Noble gases in deformed xenoliths from an ocean island: characterization of a metasomatic fluid
New noble gas measurements have been made on Samoan ultramafic xenoliths in order to characterize the composition and nature of entrapment of a postulated mantle metasomatic agent. The new measurements were performed on gases extracted from severely tectonized harzburgites and dunites by both bulk crushing and laser microprobe. The tectonized specimens have the highest noble gas concentrations yet reported from mantle materials and attest to deformation in a highly gas-charged environment. The noble gas isotopic systematics are similar to those observed in undeformed specimens from the same locality, and are consistent with mixing between a mantle component (e.g. ^3He/^4He = 12 R_A, ^(40)Ar/^(36) Ar > 10,000) and an atmospheric contaminant. Within the xenoliths, the mantle component is spatially associated with features previously attributed to metasomatism (e.g. HAURI et al., 1993). Although this metasomatic component has many characteristics suggesting derivation from material returned to the mantle by subduction, its relatively high ^3He/^4He ratio is enigmatic. Whatever its source, this fluid appears to have existed within the Samoan mantle over fairy large temporal and spatial scales, and plays an important role in the geochemistry of Samoan basalts. Just as with the mantle component, the deformed xenoliths are also enriched in the atmospheric contaminant. This enrichment suggests pervasive penetration of air into the ubiquitous micro fractures and decrepitated fluid inclusions of the deformed specimens. In addition to source and contamination effects, the noble gases within these xenoliths record variable degrees of elemental fractionation. While the gas-rich (deformed) xenoliths have ^4He-^(21)Ne*-^(40)Ar* systematics close to long-term closed-system behavior, the comparatively gas-poor samples have lost up to 90% of their helium without concomitant loss of neon and argon. This likely represents diffusive loss of helium after fluid inclusion entrapment.
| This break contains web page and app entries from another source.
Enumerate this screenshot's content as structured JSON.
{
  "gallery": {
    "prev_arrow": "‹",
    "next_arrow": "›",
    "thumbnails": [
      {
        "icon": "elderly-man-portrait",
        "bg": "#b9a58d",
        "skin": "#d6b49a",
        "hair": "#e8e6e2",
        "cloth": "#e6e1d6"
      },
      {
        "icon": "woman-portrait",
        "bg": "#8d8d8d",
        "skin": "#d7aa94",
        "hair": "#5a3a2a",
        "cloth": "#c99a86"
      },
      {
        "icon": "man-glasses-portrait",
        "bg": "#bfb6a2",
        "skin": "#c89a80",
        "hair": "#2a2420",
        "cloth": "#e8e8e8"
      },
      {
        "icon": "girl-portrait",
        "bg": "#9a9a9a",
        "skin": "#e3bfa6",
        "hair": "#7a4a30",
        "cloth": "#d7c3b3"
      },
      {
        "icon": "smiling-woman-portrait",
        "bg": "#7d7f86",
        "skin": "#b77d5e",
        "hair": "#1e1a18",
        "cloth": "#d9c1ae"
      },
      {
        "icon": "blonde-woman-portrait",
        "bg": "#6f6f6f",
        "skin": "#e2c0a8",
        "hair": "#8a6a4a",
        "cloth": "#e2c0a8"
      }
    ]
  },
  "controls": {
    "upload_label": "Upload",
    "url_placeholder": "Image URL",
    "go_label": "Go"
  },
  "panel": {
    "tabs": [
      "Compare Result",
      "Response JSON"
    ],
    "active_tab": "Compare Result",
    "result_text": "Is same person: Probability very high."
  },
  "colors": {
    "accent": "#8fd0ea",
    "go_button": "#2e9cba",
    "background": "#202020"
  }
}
© 1994 by Terra Scientific Publishing Company. We thank James H. Natland for supplying the samples and for providing insights to their composition and origin and the Yamada Foundation for their financial support of the Noble Gas Conference. Discussions with Julie Dieu and comments from an anonymous reviewer were helpful. This work was supported by the NSF (EAR 92-04822).